By using this website, you agree to our privacy policy [ Ok ]

How marketing shapes Rust development

by Abdur-Rahmaan Janhangeer

Rust always felt hypy. For the simple reason that if you try it, it leaves an unsavoury aftertaste which comes as a surprise not tallied with marketing. It’s like a super-energy food which just has a bad mix of ingredients. Here we have the person who oversaw the introduction of async/await into the language. In a beautiful piece about Async Rust, he explains how marketing shapes features in Rustland.

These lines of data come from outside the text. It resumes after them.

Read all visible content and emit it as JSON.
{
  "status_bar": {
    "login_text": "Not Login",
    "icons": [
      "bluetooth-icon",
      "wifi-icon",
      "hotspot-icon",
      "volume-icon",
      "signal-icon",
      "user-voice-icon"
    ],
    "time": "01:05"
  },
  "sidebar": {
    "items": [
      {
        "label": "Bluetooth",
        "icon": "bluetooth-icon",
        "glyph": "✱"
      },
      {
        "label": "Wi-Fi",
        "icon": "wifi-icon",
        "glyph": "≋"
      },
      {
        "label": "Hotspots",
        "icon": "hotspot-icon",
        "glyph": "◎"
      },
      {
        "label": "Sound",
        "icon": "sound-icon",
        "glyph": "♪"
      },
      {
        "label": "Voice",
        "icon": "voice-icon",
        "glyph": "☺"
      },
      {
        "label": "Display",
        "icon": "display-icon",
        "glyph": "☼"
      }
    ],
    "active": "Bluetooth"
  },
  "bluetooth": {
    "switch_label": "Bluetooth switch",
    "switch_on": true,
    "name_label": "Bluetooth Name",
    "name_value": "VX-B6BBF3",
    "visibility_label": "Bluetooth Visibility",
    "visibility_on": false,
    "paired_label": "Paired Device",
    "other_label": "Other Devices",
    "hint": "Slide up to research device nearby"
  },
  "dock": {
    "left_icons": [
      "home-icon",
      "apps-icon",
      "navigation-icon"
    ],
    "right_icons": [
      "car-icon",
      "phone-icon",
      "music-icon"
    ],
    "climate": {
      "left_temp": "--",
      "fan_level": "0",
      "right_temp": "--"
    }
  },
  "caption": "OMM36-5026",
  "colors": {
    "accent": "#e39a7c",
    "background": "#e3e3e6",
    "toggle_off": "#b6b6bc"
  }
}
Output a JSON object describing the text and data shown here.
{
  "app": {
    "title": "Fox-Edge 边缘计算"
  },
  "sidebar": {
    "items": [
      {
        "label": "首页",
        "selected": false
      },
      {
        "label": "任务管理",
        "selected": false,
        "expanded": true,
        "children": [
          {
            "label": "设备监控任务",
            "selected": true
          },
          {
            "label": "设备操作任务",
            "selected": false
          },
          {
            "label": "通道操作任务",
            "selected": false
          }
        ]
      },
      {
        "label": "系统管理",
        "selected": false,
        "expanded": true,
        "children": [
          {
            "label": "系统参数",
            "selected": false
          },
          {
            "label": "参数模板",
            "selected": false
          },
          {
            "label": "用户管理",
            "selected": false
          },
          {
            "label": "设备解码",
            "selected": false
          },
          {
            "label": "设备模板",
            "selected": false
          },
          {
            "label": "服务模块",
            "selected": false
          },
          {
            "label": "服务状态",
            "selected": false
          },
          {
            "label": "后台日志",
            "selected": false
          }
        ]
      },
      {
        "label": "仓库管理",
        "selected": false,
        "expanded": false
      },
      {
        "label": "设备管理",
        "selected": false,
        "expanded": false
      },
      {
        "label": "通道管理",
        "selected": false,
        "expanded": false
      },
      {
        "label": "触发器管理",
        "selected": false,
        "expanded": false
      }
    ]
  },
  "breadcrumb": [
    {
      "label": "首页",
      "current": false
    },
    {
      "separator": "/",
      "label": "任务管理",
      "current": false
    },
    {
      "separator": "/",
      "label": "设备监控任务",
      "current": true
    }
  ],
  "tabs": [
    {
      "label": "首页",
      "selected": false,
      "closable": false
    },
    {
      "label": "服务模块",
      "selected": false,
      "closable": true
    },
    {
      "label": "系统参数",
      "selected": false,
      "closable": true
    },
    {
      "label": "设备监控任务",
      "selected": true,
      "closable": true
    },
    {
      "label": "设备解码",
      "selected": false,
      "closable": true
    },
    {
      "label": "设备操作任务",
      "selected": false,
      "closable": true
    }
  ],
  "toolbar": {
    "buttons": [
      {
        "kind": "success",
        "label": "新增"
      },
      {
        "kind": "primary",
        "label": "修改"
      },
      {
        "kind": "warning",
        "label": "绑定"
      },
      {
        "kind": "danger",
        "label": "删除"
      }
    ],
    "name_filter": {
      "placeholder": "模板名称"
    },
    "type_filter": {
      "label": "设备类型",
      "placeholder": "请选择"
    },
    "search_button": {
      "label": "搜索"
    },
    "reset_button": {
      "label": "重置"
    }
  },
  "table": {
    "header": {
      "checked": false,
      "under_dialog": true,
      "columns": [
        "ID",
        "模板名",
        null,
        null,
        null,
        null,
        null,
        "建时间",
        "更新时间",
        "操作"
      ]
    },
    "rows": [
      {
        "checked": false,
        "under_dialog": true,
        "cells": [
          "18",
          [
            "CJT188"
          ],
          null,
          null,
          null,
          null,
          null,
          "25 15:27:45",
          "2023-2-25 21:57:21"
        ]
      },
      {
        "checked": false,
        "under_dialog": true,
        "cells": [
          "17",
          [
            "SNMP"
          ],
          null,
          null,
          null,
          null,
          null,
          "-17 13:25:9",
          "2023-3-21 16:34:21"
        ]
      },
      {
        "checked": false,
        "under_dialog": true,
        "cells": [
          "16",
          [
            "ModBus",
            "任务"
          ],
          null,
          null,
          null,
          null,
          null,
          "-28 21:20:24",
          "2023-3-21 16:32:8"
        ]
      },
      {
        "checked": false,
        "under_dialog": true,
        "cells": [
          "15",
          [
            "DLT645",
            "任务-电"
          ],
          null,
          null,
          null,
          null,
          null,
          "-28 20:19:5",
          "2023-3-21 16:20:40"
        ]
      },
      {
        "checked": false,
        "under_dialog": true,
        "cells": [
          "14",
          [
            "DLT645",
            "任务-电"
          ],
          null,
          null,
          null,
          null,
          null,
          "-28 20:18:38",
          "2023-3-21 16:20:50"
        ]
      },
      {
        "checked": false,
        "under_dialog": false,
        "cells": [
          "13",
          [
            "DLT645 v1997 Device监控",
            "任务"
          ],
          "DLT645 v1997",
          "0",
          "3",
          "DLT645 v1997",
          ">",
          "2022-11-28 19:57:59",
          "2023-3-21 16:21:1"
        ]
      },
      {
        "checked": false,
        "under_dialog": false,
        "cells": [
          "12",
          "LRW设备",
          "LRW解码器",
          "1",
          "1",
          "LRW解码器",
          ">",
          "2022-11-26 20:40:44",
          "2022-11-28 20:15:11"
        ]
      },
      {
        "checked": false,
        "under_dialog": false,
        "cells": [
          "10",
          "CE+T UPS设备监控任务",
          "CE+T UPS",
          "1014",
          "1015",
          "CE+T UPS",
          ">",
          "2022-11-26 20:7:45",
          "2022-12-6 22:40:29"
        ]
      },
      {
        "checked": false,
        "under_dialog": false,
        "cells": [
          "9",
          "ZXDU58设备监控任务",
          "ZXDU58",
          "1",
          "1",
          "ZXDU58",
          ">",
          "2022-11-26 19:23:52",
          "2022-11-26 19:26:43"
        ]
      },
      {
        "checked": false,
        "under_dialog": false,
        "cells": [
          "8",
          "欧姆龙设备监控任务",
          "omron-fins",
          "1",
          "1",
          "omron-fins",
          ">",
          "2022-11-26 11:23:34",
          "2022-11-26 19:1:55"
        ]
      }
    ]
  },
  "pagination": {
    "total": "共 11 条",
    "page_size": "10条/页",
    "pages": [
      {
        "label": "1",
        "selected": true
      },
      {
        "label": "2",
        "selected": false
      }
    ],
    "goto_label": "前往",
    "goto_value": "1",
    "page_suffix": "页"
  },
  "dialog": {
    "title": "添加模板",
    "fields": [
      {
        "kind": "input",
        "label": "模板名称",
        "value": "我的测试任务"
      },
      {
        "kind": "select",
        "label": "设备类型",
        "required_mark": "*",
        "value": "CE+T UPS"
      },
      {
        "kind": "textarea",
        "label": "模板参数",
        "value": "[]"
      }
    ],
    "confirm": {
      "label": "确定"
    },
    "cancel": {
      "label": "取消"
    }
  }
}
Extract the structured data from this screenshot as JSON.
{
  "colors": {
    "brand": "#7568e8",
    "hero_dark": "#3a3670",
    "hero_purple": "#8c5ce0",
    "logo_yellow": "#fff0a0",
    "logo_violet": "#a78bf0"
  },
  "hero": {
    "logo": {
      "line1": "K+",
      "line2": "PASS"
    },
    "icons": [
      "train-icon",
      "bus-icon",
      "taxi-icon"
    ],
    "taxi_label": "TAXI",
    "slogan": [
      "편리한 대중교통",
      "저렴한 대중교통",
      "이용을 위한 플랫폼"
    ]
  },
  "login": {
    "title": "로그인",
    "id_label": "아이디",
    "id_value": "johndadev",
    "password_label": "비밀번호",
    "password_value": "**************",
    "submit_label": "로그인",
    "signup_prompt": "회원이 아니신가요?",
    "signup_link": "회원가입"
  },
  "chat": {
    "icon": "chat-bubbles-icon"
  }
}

“In early 2018, the Rust project had committed to the idea of releasing a new “edition” that year, to fix some of the syntactic issues that had emerged with 1.0. It was also decided to use this edition as an opportunity to promote a narrative around Rust being ready for prime-time; the Mozilla team was mostly compiler hackers and type theorists, but we had some basic idea about marketing and recognized the edition as an opportunity to get eyeballs on the product. I proposed to Aaron Turon that we should focus on four basic user stories which seemed like growth opportunities for Rust. These were:

This remark was the jumping off point for the creation of the “Domain Working Groups”, which were intended to be cross-functional groups focused on a particular use “domains” (in contrast to the pre-existing “teams” controlling some technical or organizational bailiwick). The concept of working groups in the Rust project has morphed since then and mostly lost this sense, but I digress. The work on async/await was pioneered by the “network services” working group, which eventually become known as simply the async working group (and still exists under this name today). However, we were also acutely aware that given its lack of runtime dependencies, async Rust could also be of great service in the other domains, especially embedded systems. We designed the feature with both of these use cases in mind.

It was clear, though usually left unsaid, that what Rust needed to succeed was industry adoption, so that it could continue to receive support once Mozilla stopped being willing to fund an experimental new language. And it was clear that the most likely path to short-term industry adoption was in network services, especially those with a performance profile that compelled them at the time to be written in C/C++. This use case fit the niche of Rust perfectly - these systems need high degrees of control to achieve their performance requirements but avoiding exploitable memory bugs is critical because they are exposed to the network.”

– withoutboats,

The pressing need for industry adoption might explain the entire culture around the Rust userbase.